So tomorrow I talk to a bunch of cops, which probably means I shouldn’t arrive on my Harley while I simultaneously text and post blog comments. Actually it’s a conference of chiefs of police, and my job is to tell them about the future. I will wear body armour.
Reality is, public finances suck right now. Just as house lusty couples have mortgaged up their future to have GC-tops & SS today, whether they can afford them or not, so too have governments lived way beyond their means. The two are about to collide.
A few dozen people who work for the federal Industry Department had a crappy day yesterday when they lost their jobs. At least they have company. Seven hundred more are being fired at Public Works. More went at the organization which runs our museums. And more at Environment Canada.
In fact the federal public service is about to shrink by 11,000 people a year as the feds implement an austerity and downsizing program few people knew existed. No retiring workers will be replaced. Soon whole programs will be cut. Departments will be slimmed. Ottawa real estate will meet the Cookie Monster, aka Tony Clement. When asked if more people were about to be trashed he said: “I would say there are more layoffs coming, yes.”
But this is not just the feds. Every province but one (okay, okay… the first one to tell me which gets a book) is running a budget deficit. Some, like the $19-billion bottomless pit in Ontario, will be almost impossible to contain, unless health care is nailed and taxes goosed.
Cities? Forget it. Vancouver is a basket case, thanks to some recent sporting event. And Toronto is sinking faster than modesty at the Gay Pride parade. Debt there soared 20% last year and now stands at $4.4 billion. To pay the interest on that takes $400 million a year in tax revenues, which is more than the fire department costs. And every year, the debt rises more.
Imagine. Every Torontonian coughing up a double land transfer tax, per-garbage-bag levies and a car tax, while watching the province’s debt rising by almost $20 billion a year and the feds spending $40.5 billion more than they take in. It’s unprecedented. Never before in history – even during the Depression – did virtually every government in the country pee away more money than it took in.
This is called leverage. It’s when you need to borrow to get what you want because you can’t afford it. It’s a fundamental principal of real estate ownership these days, and also a reason why the cops won’t like what I have to tell them. Because leverage can’t last.
Take Greece. Those ouzo-swillers have been living on leverage since Aristotle was a rock star, and the results are in. Interest rates soared, bonds crashed, banks are wobbling, the government’s under siege and a national debt default (at some point, inevitable) will wipe away pensions and public services.
Too much leverage is why some US cities don’t answer most 9-1-1 calls anymore and teachers are being laid off. Beleaguered taxpayers simply hit the wall and are unable to finance governments which need money just to pay the interest on old debt, while they accumulate new debt. We’re not there yet, but we’re on the path. Every leader knows it, and now that H has his majority he’s determined not to go into history as they guy who left the cupboard bare and sold off the copper plumbing.

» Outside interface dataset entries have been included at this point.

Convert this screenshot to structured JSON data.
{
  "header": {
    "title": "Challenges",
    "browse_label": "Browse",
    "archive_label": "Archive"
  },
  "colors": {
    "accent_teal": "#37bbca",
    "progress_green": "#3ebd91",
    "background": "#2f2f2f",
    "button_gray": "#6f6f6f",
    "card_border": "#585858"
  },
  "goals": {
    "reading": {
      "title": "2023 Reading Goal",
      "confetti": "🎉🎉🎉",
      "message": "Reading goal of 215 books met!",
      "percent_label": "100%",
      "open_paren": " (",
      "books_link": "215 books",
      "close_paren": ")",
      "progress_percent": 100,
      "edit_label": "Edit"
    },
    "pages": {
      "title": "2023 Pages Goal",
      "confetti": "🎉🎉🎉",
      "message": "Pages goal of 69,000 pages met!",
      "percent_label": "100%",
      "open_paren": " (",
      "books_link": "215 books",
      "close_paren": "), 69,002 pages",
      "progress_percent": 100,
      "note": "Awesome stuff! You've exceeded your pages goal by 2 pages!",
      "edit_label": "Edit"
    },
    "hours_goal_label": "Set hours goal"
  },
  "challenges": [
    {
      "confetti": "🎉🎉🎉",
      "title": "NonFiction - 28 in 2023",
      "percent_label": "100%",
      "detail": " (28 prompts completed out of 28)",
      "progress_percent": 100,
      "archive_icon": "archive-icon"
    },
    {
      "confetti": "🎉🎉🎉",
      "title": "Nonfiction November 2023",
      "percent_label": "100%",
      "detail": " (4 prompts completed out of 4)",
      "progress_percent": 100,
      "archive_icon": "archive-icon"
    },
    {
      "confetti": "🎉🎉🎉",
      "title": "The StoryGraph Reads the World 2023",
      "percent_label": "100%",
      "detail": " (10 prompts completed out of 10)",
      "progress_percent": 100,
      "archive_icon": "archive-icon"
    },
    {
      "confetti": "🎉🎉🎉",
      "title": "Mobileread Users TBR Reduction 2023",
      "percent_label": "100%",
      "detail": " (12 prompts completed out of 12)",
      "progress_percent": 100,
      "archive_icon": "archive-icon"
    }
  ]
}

This is why deleveraging is coming. It’ll happen through austerity, cutbacks and layoffs. The stimulus spending that kept recession from becoming depression will end. Civil service (and corporate) pensions will be under review, then attack. Government will of necessity become smaller and meaner, and not necessarily without a measure of public support – since the alternative is endlessly higher taxes.
Of course, taxes will go up anyway. It’s one good reason you might want to stop stuffing your RRSP. The odds are in future personal tax rate increases mean you pay more money in tax on withdrawals than you ever saved on contributions.
For house hornies, this is not cool. With deleveraging comes less economic growth. With public sector layoffs and pension revisions come downward pressure on private sector wages and benefits. This is not what a nation needs where half of us, effectively, have no savings and household debt’s endemic. Thousands of young fools with no money bought houses since 2008 convinced they could borrow big because economic recovery would bring rising prices to wipe away their debt. Surprise.
And I haven’t mentioned European debt, a stagnant America, unreliable China, a nuke-oil crisis or the threat posed by Canuck fans.
Which brings me back to the cops. We might be needing more of them.